Part 2: Interview Questions designed to trip you up! By CEO Barry Whelan

Following on from Part 1 of Interview Questions designed to trip you up, CEO of Excel Recruitment takes you through more tricky questions and how best to answer them…

The best interviewers develop their ability to ask the fewest number of questions that give the most amount of information. Strong recruiters manage to get the interviewees to do all the work. The best interviewers also have the ability to gain the truth from a candidate. This can be done in two ways, ask the same question multiple ways watching out for conflicting or different answers or by asking seemingly simple questions that get the interviewee to reveal information they may have been trying to conceal

In other words: questions designed to trip you up

Can you name three of your strengths and weaknesses?

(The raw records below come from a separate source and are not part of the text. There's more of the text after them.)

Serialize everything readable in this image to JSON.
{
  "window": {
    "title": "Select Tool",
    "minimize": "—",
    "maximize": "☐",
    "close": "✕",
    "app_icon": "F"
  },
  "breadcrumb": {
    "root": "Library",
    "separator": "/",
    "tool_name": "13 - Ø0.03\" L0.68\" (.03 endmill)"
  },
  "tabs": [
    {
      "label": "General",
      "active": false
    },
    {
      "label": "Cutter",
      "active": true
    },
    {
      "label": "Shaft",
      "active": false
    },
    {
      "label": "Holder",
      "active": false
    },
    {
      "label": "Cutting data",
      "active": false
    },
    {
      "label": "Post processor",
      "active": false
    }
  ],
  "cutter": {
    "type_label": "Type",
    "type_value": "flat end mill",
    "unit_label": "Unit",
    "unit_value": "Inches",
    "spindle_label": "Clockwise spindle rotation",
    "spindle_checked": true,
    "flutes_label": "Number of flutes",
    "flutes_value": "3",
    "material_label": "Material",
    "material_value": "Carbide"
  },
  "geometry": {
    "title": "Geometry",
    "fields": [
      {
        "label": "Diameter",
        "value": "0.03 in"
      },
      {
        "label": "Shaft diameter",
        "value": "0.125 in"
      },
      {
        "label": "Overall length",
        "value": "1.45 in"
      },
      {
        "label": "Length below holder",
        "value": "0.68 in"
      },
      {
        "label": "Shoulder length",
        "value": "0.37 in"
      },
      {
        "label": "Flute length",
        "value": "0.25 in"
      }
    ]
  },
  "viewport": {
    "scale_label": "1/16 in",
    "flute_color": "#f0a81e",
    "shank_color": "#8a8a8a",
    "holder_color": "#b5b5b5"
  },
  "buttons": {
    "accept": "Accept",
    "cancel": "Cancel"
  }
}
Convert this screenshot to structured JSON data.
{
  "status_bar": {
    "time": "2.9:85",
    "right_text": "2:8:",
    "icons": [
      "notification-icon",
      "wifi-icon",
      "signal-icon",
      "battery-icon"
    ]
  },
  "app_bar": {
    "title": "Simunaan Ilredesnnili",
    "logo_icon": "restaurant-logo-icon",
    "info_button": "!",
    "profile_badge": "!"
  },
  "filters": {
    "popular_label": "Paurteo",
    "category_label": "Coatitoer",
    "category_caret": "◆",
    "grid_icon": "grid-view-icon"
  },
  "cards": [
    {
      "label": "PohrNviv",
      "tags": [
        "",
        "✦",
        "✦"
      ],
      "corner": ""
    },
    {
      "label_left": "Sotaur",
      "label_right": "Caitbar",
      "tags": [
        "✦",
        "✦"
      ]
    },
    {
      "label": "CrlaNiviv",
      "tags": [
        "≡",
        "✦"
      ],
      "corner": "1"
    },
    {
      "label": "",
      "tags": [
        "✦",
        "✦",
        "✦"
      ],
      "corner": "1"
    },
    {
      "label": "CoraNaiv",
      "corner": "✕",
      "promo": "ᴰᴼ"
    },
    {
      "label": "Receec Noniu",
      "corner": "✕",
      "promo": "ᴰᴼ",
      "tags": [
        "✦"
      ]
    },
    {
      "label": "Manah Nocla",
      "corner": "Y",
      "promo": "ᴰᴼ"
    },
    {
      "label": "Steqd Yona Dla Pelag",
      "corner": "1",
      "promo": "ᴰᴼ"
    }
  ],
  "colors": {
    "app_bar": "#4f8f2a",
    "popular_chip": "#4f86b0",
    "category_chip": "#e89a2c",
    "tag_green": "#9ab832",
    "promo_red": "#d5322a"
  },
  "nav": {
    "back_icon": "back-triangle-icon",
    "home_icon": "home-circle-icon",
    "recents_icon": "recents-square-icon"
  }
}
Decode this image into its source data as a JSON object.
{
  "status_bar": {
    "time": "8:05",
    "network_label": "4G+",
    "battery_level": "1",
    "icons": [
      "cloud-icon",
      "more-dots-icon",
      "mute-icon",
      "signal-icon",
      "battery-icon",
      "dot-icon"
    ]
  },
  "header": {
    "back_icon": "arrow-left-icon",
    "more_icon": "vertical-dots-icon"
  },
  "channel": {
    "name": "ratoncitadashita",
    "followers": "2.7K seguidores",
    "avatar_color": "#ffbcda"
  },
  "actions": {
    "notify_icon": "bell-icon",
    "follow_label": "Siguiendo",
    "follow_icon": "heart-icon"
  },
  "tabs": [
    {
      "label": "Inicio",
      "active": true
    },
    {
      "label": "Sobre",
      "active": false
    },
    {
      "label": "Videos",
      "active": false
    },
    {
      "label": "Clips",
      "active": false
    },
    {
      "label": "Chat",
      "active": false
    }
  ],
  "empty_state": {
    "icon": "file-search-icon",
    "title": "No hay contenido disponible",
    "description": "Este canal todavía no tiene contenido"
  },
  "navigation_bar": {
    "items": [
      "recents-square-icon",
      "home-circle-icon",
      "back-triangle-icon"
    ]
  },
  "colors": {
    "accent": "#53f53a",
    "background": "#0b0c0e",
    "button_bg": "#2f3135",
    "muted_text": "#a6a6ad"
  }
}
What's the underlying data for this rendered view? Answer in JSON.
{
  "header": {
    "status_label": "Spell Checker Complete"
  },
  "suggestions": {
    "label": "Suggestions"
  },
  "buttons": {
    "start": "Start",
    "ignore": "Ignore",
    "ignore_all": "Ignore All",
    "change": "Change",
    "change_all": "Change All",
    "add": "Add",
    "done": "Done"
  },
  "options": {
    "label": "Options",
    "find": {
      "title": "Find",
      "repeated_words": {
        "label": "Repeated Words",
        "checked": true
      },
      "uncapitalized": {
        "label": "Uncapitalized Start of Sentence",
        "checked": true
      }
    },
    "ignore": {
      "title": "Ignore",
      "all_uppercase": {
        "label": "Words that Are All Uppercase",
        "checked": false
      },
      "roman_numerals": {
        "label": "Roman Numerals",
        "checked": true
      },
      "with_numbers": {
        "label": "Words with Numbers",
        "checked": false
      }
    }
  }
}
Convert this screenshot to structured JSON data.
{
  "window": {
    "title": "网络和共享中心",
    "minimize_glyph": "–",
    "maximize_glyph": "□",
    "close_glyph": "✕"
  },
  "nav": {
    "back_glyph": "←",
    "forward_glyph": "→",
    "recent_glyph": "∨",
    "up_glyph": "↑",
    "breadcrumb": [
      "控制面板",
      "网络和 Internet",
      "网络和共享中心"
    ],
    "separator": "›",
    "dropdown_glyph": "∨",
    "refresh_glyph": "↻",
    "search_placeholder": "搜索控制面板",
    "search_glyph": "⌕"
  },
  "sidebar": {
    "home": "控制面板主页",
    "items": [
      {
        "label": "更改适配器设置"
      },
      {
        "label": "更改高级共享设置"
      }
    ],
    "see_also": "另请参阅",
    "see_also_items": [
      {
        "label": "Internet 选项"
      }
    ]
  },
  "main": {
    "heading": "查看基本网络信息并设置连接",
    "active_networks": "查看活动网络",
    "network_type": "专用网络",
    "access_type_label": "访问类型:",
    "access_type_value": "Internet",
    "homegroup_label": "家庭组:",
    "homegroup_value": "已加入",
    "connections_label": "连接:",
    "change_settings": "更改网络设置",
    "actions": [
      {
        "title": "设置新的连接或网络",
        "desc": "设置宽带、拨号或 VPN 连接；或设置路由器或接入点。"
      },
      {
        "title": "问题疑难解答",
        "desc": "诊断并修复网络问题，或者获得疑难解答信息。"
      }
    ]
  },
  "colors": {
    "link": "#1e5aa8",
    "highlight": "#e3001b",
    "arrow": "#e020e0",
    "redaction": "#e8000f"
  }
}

Why do they ask this? The interviewer is looking for red flags and deal breakers, such as inability to work well with colleagues and/or an inability to work under pressure.

Each job has its own unique requirements, so your answers should really show your applicable strengths, whilst each of your weaknesses should have a silver lining that indicates that negative attributes have diminished because of positive actions taken.

How does this question trip you up? You can sabotage yourself revealing either. Exposing your weaknesses can hurt you if not ultimately turned into positives while the strengths you list may not align with the skill set or work style required for the job.

What response you should give? The Interviewer wants to know that your strengths will be a direct asset to the new position and none of your weaknesses would hurt your ability to perform.

Can you tell me about yourself?

Why do they ask this? They ask to determine how you see yourself in relation to the position. The interviewer is listening for a level of confidence in how well you portray yourself through the information that is communicated. Additionally, the interviewer is listening for strong behavioural competencies which help determine a right fit with the job. If this opening answer is weak, it can be a disaster, ending an interview prematurely.

How does this question trip you up? It can tempt you to talk about your personal life, which you shouldn’t. Most interviewees are not versed in seeing this as a trick question, so they may answer by speaking from a personal perspective: ‘I have three kids, I’m married, etc.'”. Believe it or not, even the most seasoned candidate falls for this question especially when prompted by the interviewer to elaborate.

What response should you give? A focused, razor-sharp answer conveying your value to the organization and department. The employer wants to hear about your achievements broken down into two or three succinct bullet points that will set the tone of the interview. Stay sharp and convey your top strengths when answering this question.

Give the interviewer answers that highlight analytical skills, problem-solving ability, sizing up talent or leadership ability to turnaround business performance, among other things.

You need to convey behavioural traits in your response. It sets the tone for the interviewer to ask more targeted questions.

Why do you want to work here?

Why do they ask this? Interviewers ask this because they want to know what drives you the most, how well you’ve researched them, and how much you want the job.

How does this question trip you up? Clearly you want to work for the company for several reasons, you wouldn’t be attending an interview if you didn’t! However, how you list these reasons reveals a lot about what is important to you.

You may be thinking to yourself, “I’m not getting paid what I’m worth,” or, “I have a terrible boss,” or, “All things being equal, this commute is incredibly short” — none of which endears you to the interviewer.

You’re also being tested on your level of interest for the job.

What response are they looking for? The interviewer wants to see that you’ve taken the time to research the company and understand the industry.

They also want to know that you actually want this job (and not just any job); that you have a can-do attitude; that you are high energy; that you can make a significant contribution; that you understand their mission and goals; and that you want to be part of that mission.

Why do you want to leave your current job?

Why do they ask this? Your future boss is looking for patterns or anything negative, especially if your positions are many and short-term. They may try to determine if you currently have or had issues working with others leading to termination, if you get bored quickly in a job, or other red flags.

How does this question trip you up? No one likes talking about a job they dislike and why. If not answered diplomatically, your answer could raise further questions and doubts, or sink your chances entirely.

What response are they looking for? They are hoping that you’re seeking a more challenging position that is a better fit for your current skill set. Remember, your future boss doesn’t mind hearing that you’re particularly excited about the growth opportunity at their company.